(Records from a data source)
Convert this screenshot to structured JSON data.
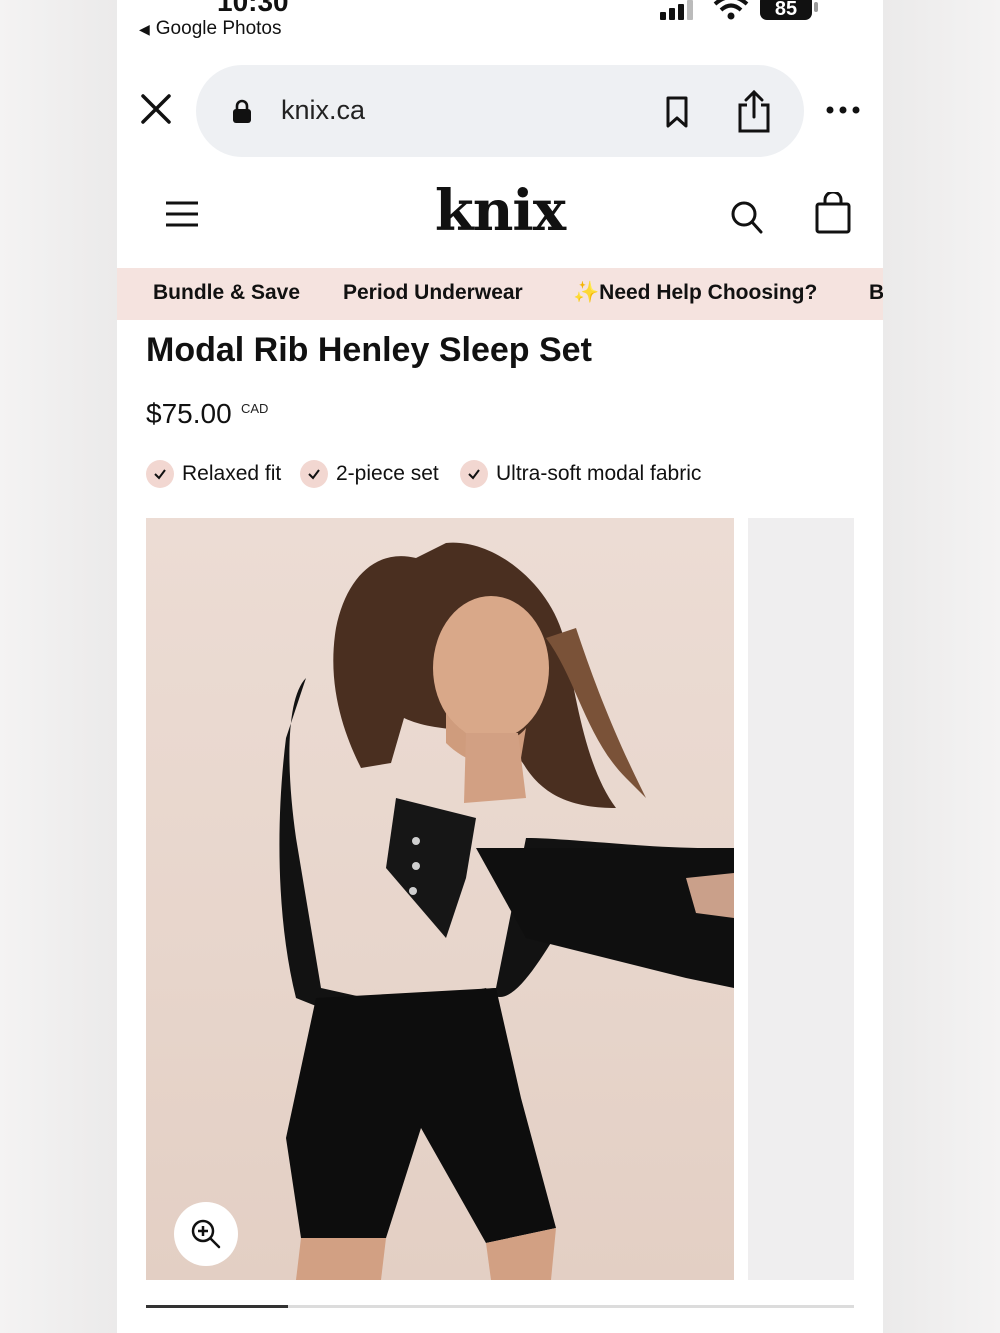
{
  "status_bar": {
    "time_partial": "10:30",
    "back_label": "Google Photos",
    "battery": "85"
  },
  "browser": {
    "url": "knix.ca"
  },
  "site": {
    "logo": "knix",
    "nav": [
      "Bundle & Save",
      "Period Underwear",
      "✨Need Help Choosing?",
      "B"
    ]
  },
  "product": {
    "title": "Modal Rib Henley Sleep Set",
    "price": "$75.00",
    "currency": "CAD",
    "features": [
      "Relaxed fit",
      "2-piece set",
      "Ultra-soft modal fabric"
    ]
  },
  "gallery": {
    "progress": 0.2
  },
  "colors": {
    "nav_bg": "#f5e3df",
    "check_bg": "#f2d7d1",
    "url_bar_bg": "#eef0f3"
  },
  "icons": [
    "close-icon",
    "lock-icon",
    "bookmark-icon",
    "share-icon",
    "more-icon",
    "hamburger-icon",
    "search-icon",
    "shopping-bag-icon",
    "check-icon",
    "zoom-in-icon"
  ]
}
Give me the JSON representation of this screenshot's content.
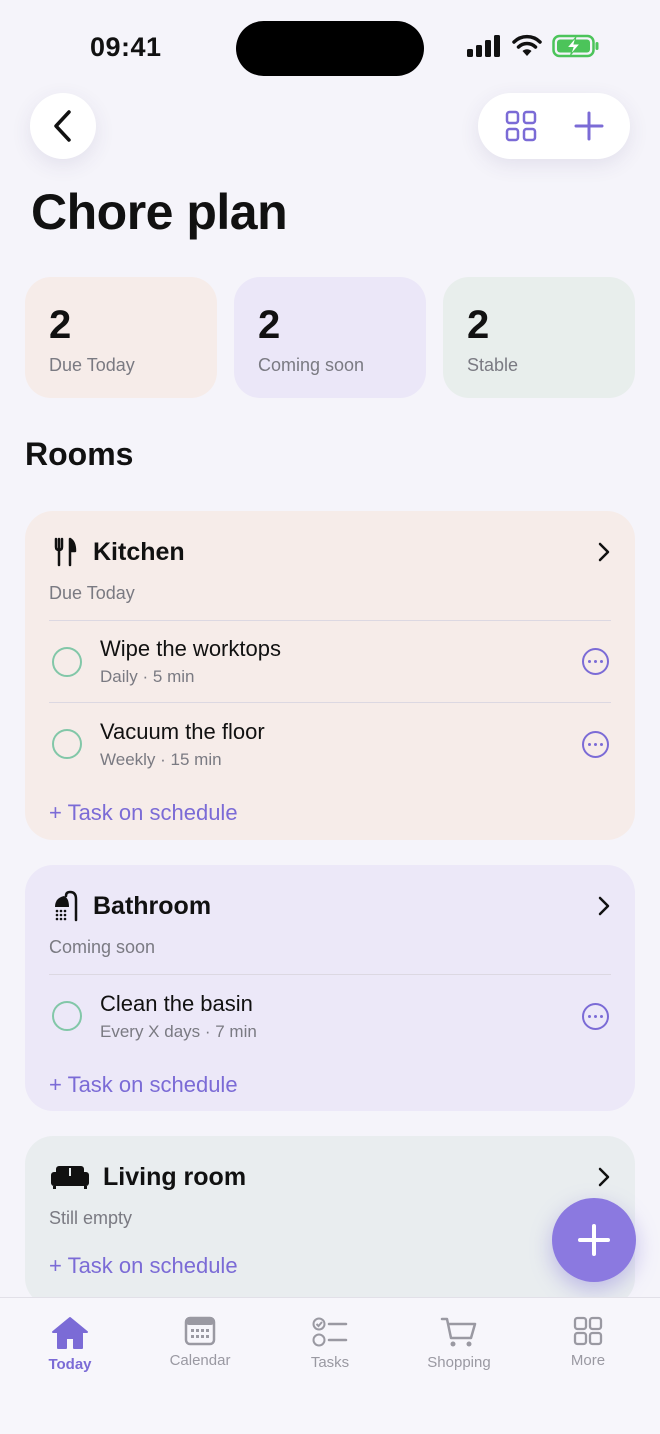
{
  "status_bar": {
    "time": "09:41"
  },
  "header": {
    "title": "Chore plan"
  },
  "stats": [
    {
      "value": "2",
      "label": "Due Today",
      "color": "#f6ece9"
    },
    {
      "value": "2",
      "label": "Coming soon",
      "color": "#ebe7f8"
    },
    {
      "value": "2",
      "label": "Stable",
      "color": "#e8eeec"
    }
  ],
  "rooms_section": {
    "title": "Rooms"
  },
  "rooms": [
    {
      "name": "Kitchen",
      "status": "Due Today",
      "icon": "fork-knife-icon",
      "color": "#f6ece9",
      "tasks": [
        {
          "title": "Wipe the worktops",
          "sub": "Daily · 5 min"
        },
        {
          "title": "Vacuum the floor",
          "sub": "Weekly · 15 min"
        }
      ],
      "add_label": "+ Task on schedule"
    },
    {
      "name": "Bathroom",
      "status": "Coming soon",
      "icon": "shower-icon",
      "color": "#ece8f8",
      "tasks": [
        {
          "title": "Clean the basin",
          "sub": "Every X days · 7 min"
        }
      ],
      "add_label": "+ Task on schedule"
    },
    {
      "name": "Living room",
      "status": "Still empty",
      "icon": "sofa-icon",
      "color": "#e9edef",
      "tasks": [],
      "add_label": "+ Task on schedule"
    }
  ],
  "tab_bar": [
    {
      "label": "Today",
      "icon": "house-icon",
      "active": true
    },
    {
      "label": "Calendar",
      "icon": "calendar-icon"
    },
    {
      "label": "Tasks",
      "icon": "checklist-icon"
    },
    {
      "label": "Shopping",
      "icon": "cart-icon"
    },
    {
      "label": "More",
      "icon": "grid-icon"
    }
  ],
  "colors": {
    "accent": "#7b6bd6",
    "fab": "#8b79e0",
    "check_circle": "#82c7a8"
  }
}
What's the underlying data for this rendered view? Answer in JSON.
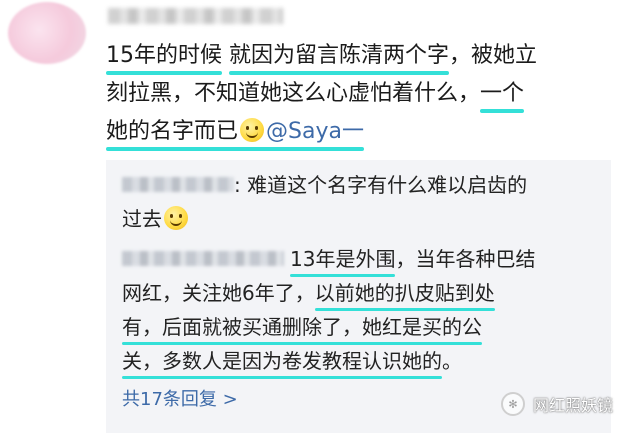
{
  "comment": {
    "line1_a": "15年的时候",
    "line1_b": " ",
    "line1_c": "就因为留言陈清两个字",
    "line1_d": "，被她立",
    "line2_a": "刻拉黑，不知道她这么心虚怕着什么，",
    "line2_b": "一个",
    "line3_a": "她的名字而已",
    "line3_mention": "@Saya一"
  },
  "reply1": {
    "line1": ": 难道这个名字有什么难以启齿的",
    "line2": "过去"
  },
  "reply2": {
    "l1_a": "13年是外围",
    "l1_b": "，当年各种巴结",
    "l2_a": "网红，关注她6年了，",
    "l2_b": "以前她的扒皮贴到处",
    "l3_a": "有，后面就被买通删除了，她红是买的公",
    "l4_a": "关，多数人是因为卷发教程认识她的",
    "l4_b": "。"
  },
  "more_replies": "共17条回复 >",
  "watermark": "网红照妖镜",
  "icons": {
    "emoji": "smiley-emoji-icon",
    "watermark": "wechat-channel-icon"
  },
  "colors": {
    "underline": "#34e0d8",
    "link": "#3d6aa8",
    "reply_bg": "#f3f4f7"
  }
}
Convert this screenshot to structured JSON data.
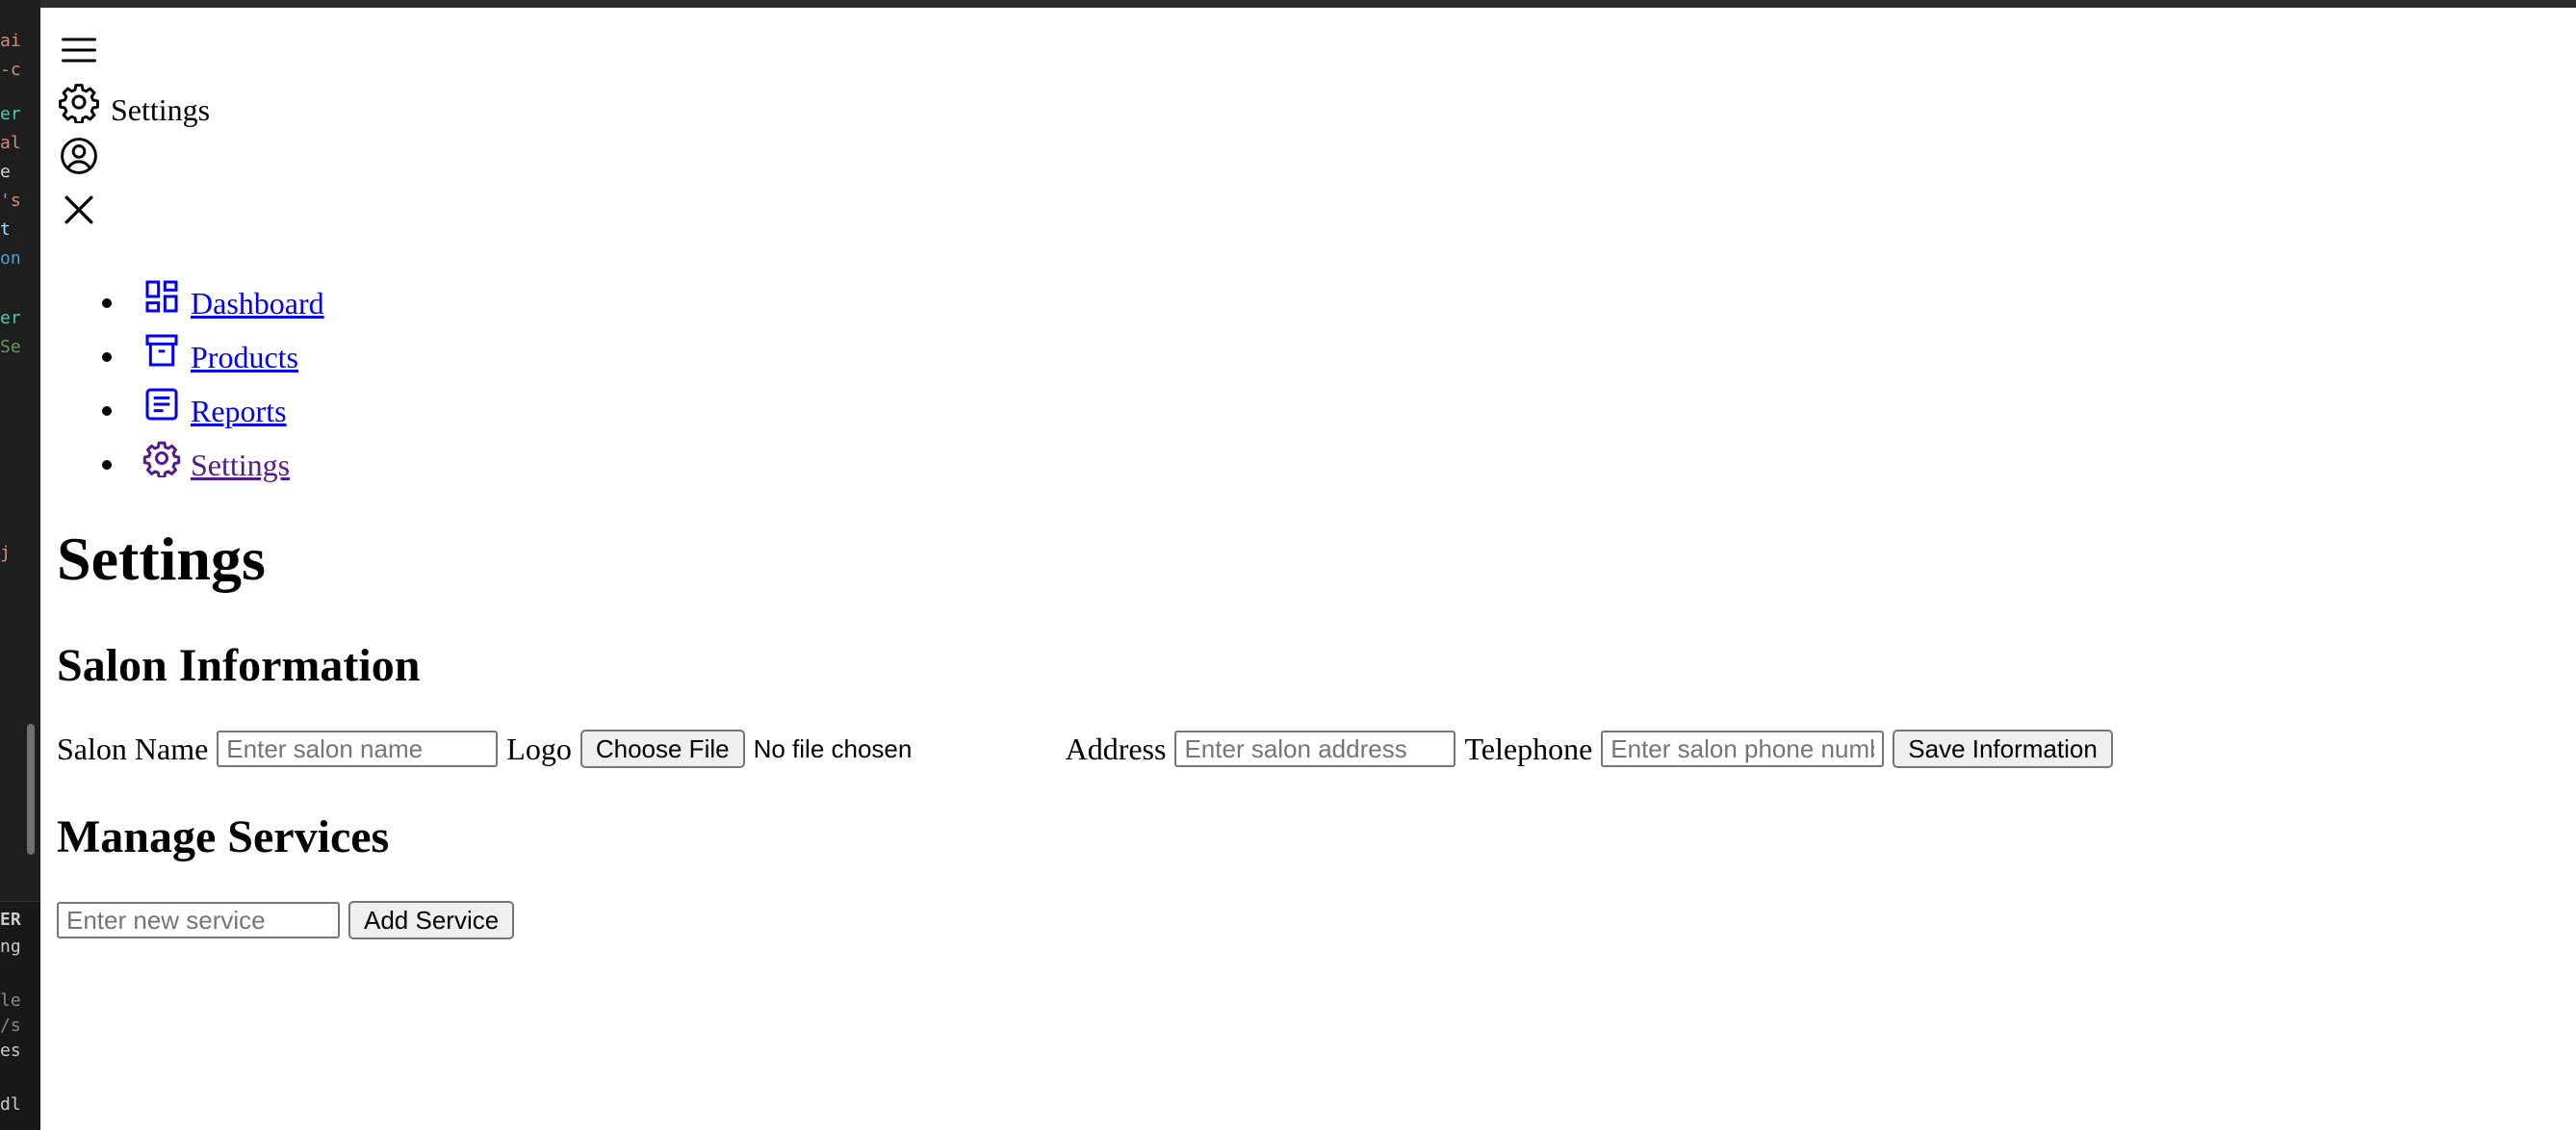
{
  "editor": {
    "snippets": [
      "ai",
      "-c",
      "er",
      "al",
      "e",
      "'s",
      "t",
      "on",
      "er",
      "Se",
      "j",
      "^",
      "ER",
      "ng",
      "le",
      "/s",
      "es",
      "dl"
    ]
  },
  "header": {
    "menu_icon": "hamburger-menu-icon",
    "settings_icon": "gear-icon",
    "title": "Settings",
    "profile_icon": "user-circle-icon",
    "close_icon": "close-icon"
  },
  "nav": {
    "items": [
      {
        "label": "Dashboard",
        "icon": "dashboard-icon"
      },
      {
        "label": "Products",
        "icon": "archive-box-icon"
      },
      {
        "label": "Reports",
        "icon": "document-icon"
      },
      {
        "label": "Settings",
        "icon": "gear-icon"
      }
    ]
  },
  "main": {
    "title": "Settings",
    "salon_section": {
      "heading": "Salon Information",
      "name_label": "Salon Name",
      "name_placeholder": "Enter salon name",
      "logo_label": "Logo",
      "choose_file_label": "Choose File",
      "file_status": "No file chosen",
      "address_label": "Address",
      "address_placeholder": "Enter salon address",
      "telephone_label": "Telephone",
      "telephone_placeholder": "Enter salon phone number",
      "save_label": "Save Information"
    },
    "services_section": {
      "heading": "Manage Services",
      "service_placeholder": "Enter new service",
      "add_label": "Add Service"
    }
  },
  "colors": {
    "link": "#0000ee",
    "visited_link": "#551a8b",
    "editor_bg": "#1e1e1e"
  }
}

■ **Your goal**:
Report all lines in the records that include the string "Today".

■ **Response area**:
      "label": "Due Today",
      "status": "Due Today",
      "label": "Today",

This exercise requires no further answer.